Data to examine Block Start
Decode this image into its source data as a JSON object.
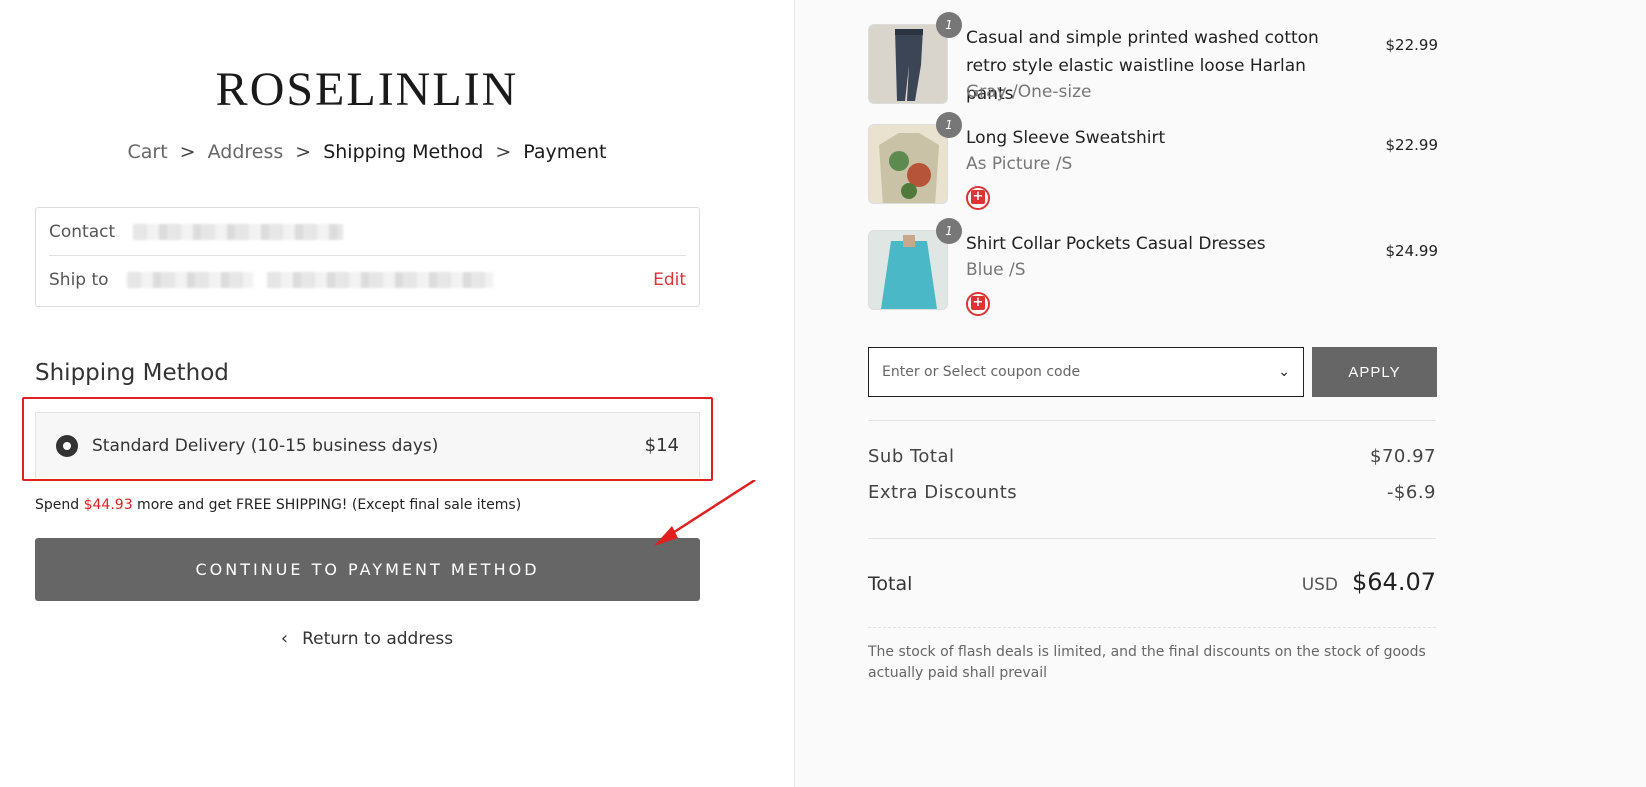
{
  "brand": {
    "logo_text": "ROSELINLIN"
  },
  "breadcrumb": {
    "items": [
      "Cart",
      "Address",
      "Shipping Method",
      "Payment"
    ],
    "separator": ">"
  },
  "contact": {
    "contact_label": "Contact",
    "ship_to_label": "Ship to",
    "edit_label": "Edit"
  },
  "shipping": {
    "title": "Shipping Method",
    "option_label": "Standard Delivery (10-15 business days)",
    "option_price": "$14",
    "promo_before": "Spend ",
    "promo_amount": "$44.93",
    "promo_after": " more and get FREE SHIPPING! (Except final sale items)"
  },
  "actions": {
    "continue_label": "CONTINUE TO PAYMENT METHOD",
    "return_label": "Return to address"
  },
  "order": {
    "items": [
      {
        "qty": "1",
        "name": "Casual and simple printed washed cotton retro style elastic waistline loose Harlan pants",
        "variant": "Gray /One-size",
        "price": "$22.99"
      },
      {
        "qty": "1",
        "name": "Long Sleeve Sweatshirt",
        "variant": "As Picture /S",
        "price": "$22.99"
      },
      {
        "qty": "1",
        "name": "Shirt Collar Pockets Casual Dresses",
        "variant": "Blue /S",
        "price": "$24.99"
      }
    ],
    "coupon_placeholder": "Enter or Select coupon code",
    "apply_label": "APPLY",
    "subtotal_label": "Sub Total",
    "subtotal_value": "$70.97",
    "discount_label": "Extra Discounts",
    "discount_value": "-$6.9",
    "total_label": "Total",
    "currency": "USD",
    "total_value": "$64.07",
    "note": "The stock of flash deals is limited, and the final discounts on the stock of goods actually paid shall prevail"
  },
  "colors": {
    "accent_red": "#e02020",
    "button_gray": "#666666"
  },
  "icons": [
    "radio-selected-icon",
    "chevron-left-icon",
    "chevron-down-icon",
    "gift-icon",
    "annotation-arrow"
  ]
}
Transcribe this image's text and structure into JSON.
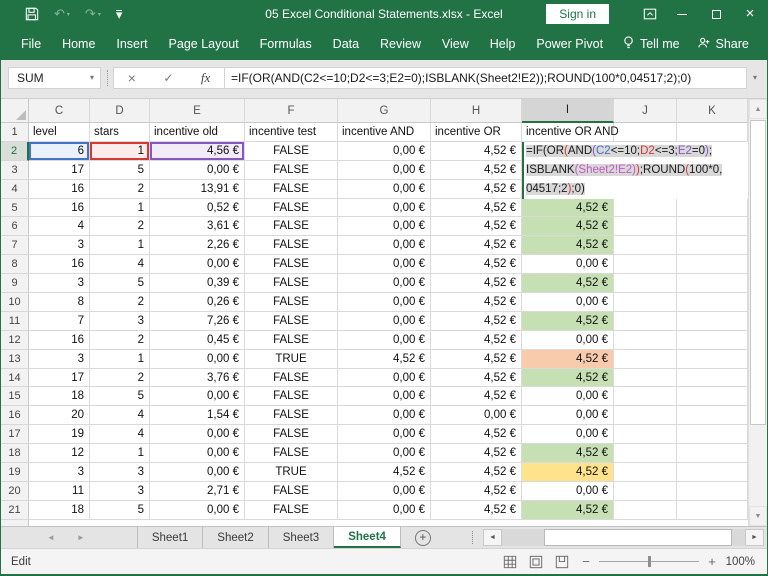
{
  "titlebar": {
    "title": "05 Excel Conditional Statements.xlsx  -  Excel",
    "sign_in_label": "Sign in"
  },
  "menubar": {
    "tabs": [
      "File",
      "Home",
      "Insert",
      "Page Layout",
      "Formulas",
      "Data",
      "Review",
      "View",
      "Help",
      "Power Pivot"
    ],
    "tell_me_label": "Tell me",
    "share_label": "Share"
  },
  "formula_bar": {
    "name_box_value": "SUM",
    "formula": "=IF(OR(AND(C2<=10;D2<=3;E2=0);ISBLANK(Sheet2!E2));ROUND(100*0,04517;2);0)"
  },
  "grid": {
    "column_letters": [
      "C",
      "D",
      "E",
      "F",
      "G",
      "H",
      "I",
      "J",
      "K"
    ],
    "selected_column": "I",
    "active_cell": "I2",
    "header_row": {
      "level": "level",
      "stars": "stars",
      "old": "incentive old",
      "test": "incentive test",
      "and": "incentive AND",
      "or": "incentive OR",
      "oa": "incentive OR AND"
    },
    "rows": [
      {
        "n": "2",
        "level": "6",
        "stars": "1",
        "old": "4,56 €",
        "test": "FALSE",
        "and": "0,00 €",
        "or": "4,52 €",
        "oa": "",
        "fill": "none"
      },
      {
        "n": "3",
        "level": "17",
        "stars": "5",
        "old": "0,00 €",
        "test": "FALSE",
        "and": "0,00 €",
        "or": "4,52 €",
        "oa": "",
        "fill": "none"
      },
      {
        "n": "4",
        "level": "16",
        "stars": "2",
        "old": "13,91 €",
        "test": "FALSE",
        "and": "0,00 €",
        "or": "4,52 €",
        "oa": "",
        "fill": "none"
      },
      {
        "n": "5",
        "level": "16",
        "stars": "1",
        "old": "0,52 €",
        "test": "FALSE",
        "and": "0,00 €",
        "or": "4,52 €",
        "oa": "4,52 €",
        "fill": "green"
      },
      {
        "n": "6",
        "level": "4",
        "stars": "2",
        "old": "3,61 €",
        "test": "FALSE",
        "and": "0,00 €",
        "or": "4,52 €",
        "oa": "4,52 €",
        "fill": "green"
      },
      {
        "n": "7",
        "level": "3",
        "stars": "1",
        "old": "2,26 €",
        "test": "FALSE",
        "and": "0,00 €",
        "or": "4,52 €",
        "oa": "4,52 €",
        "fill": "green"
      },
      {
        "n": "8",
        "level": "16",
        "stars": "4",
        "old": "0,00 €",
        "test": "FALSE",
        "and": "0,00 €",
        "or": "4,52 €",
        "oa": "0,00 €",
        "fill": "none"
      },
      {
        "n": "9",
        "level": "3",
        "stars": "5",
        "old": "0,39 €",
        "test": "FALSE",
        "and": "0,00 €",
        "or": "4,52 €",
        "oa": "4,52 €",
        "fill": "green"
      },
      {
        "n": "10",
        "level": "8",
        "stars": "2",
        "old": "0,26 €",
        "test": "FALSE",
        "and": "0,00 €",
        "or": "4,52 €",
        "oa": "0,00 €",
        "fill": "none"
      },
      {
        "n": "11",
        "level": "7",
        "stars": "3",
        "old": "7,26 €",
        "test": "FALSE",
        "and": "0,00 €",
        "or": "4,52 €",
        "oa": "4,52 €",
        "fill": "green"
      },
      {
        "n": "12",
        "level": "16",
        "stars": "2",
        "old": "0,45 €",
        "test": "FALSE",
        "and": "0,00 €",
        "or": "4,52 €",
        "oa": "0,00 €",
        "fill": "none"
      },
      {
        "n": "13",
        "level": "3",
        "stars": "1",
        "old": "0,00 €",
        "test": "TRUE",
        "and": "4,52 €",
        "or": "4,52 €",
        "oa": "4,52 €",
        "fill": "orange"
      },
      {
        "n": "14",
        "level": "17",
        "stars": "2",
        "old": "3,76 €",
        "test": "FALSE",
        "and": "0,00 €",
        "or": "4,52 €",
        "oa": "4,52 €",
        "fill": "green"
      },
      {
        "n": "15",
        "level": "18",
        "stars": "5",
        "old": "0,00 €",
        "test": "FALSE",
        "and": "0,00 €",
        "or": "4,52 €",
        "oa": "0,00 €",
        "fill": "none"
      },
      {
        "n": "16",
        "level": "20",
        "stars": "4",
        "old": "1,54 €",
        "test": "FALSE",
        "and": "0,00 €",
        "or": "0,00 €",
        "oa": "0,00 €",
        "fill": "none"
      },
      {
        "n": "17",
        "level": "19",
        "stars": "4",
        "old": "0,00 €",
        "test": "FALSE",
        "and": "0,00 €",
        "or": "4,52 €",
        "oa": "0,00 €",
        "fill": "none"
      },
      {
        "n": "18",
        "level": "12",
        "stars": "1",
        "old": "0,00 €",
        "test": "FALSE",
        "and": "0,00 €",
        "or": "4,52 €",
        "oa": "4,52 €",
        "fill": "green"
      },
      {
        "n": "19",
        "level": "3",
        "stars": "3",
        "old": "0,00 €",
        "test": "TRUE",
        "and": "4,52 €",
        "or": "4,52 €",
        "oa": "4,52 €",
        "fill": "yellow"
      },
      {
        "n": "20",
        "level": "11",
        "stars": "3",
        "old": "2,71 €",
        "test": "FALSE",
        "and": "0,00 €",
        "or": "4,52 €",
        "oa": "0,00 €",
        "fill": "none"
      },
      {
        "n": "21",
        "level": "18",
        "stars": "5",
        "old": "0,00 €",
        "test": "FALSE",
        "and": "0,00 €",
        "or": "4,52 €",
        "oa": "4,52 €",
        "fill": "green"
      }
    ],
    "cell_edit": {
      "cell": "I2",
      "lines": [
        [
          {
            "t": "=IF(OR",
            "c": "black"
          },
          {
            "t": "(",
            "c": "red"
          },
          {
            "t": "AND",
            "c": "black"
          },
          {
            "t": "(",
            "c": "purple"
          },
          {
            "t": "C2",
            "c": "blue"
          },
          {
            "t": "<=10;",
            "c": "black"
          },
          {
            "t": "D2",
            "c": "red"
          },
          {
            "t": "<=3;",
            "c": "black"
          },
          {
            "t": "E2",
            "c": "purple"
          },
          {
            "t": "=0",
            "c": "black"
          },
          {
            "t": ")",
            "c": "purple"
          },
          {
            "t": ";",
            "c": "black"
          }
        ],
        [
          {
            "t": "ISBLANK",
            "c": "black"
          },
          {
            "t": "(",
            "c": "magenta"
          },
          {
            "t": "Sheet2!E2",
            "c": "magenta"
          },
          {
            "t": ")",
            "c": "magenta"
          },
          {
            "t": ")",
            "c": "red"
          },
          {
            "t": ";ROUND",
            "c": "black"
          },
          {
            "t": "(",
            "c": "red"
          },
          {
            "t": "100*0,",
            "c": "black"
          }
        ],
        [
          {
            "t": "04517;2",
            "c": "black"
          },
          {
            "t": ")",
            "c": "red"
          },
          {
            "t": ";0)",
            "c": "black"
          }
        ]
      ]
    }
  },
  "sheet_tabs": {
    "labels": [
      "Sheet1",
      "Sheet2",
      "Sheet3",
      "Sheet4"
    ],
    "active": "Sheet4"
  },
  "status_bar": {
    "mode": "Edit",
    "zoom_level": "100%"
  },
  "icons": {
    "undo": "↶",
    "redo": "↷",
    "qat_menu": "▾",
    "name_box_arrow": "▾",
    "cancel": "×",
    "check": "✓",
    "fx": "fx",
    "formula_expand": "▾",
    "close": "×",
    "scroll_up": "▲",
    "scroll_down": "▼",
    "tabs_nav_left": "◄",
    "tabs_nav_right": "►",
    "hscroll_left": "◄",
    "hscroll_right": "►",
    "new_sheet": "+",
    "zoom_out": "−",
    "zoom_in": "+"
  },
  "colors": {
    "excel_green": "#217346",
    "fill_green": "#C6E0B4",
    "fill_orange": "#F8CBAD",
    "fill_yellow": "#FFE28C",
    "ref_blue": "#4472C4",
    "ref_red": "#D13B34",
    "ref_purple": "#8657C1",
    "ref_magenta": "#C05BC0"
  }
}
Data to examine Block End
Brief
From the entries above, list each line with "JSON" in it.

Solved exercise
Decode this image into its source data as a JSON object.
Transcribe this image's text and structure into JSON.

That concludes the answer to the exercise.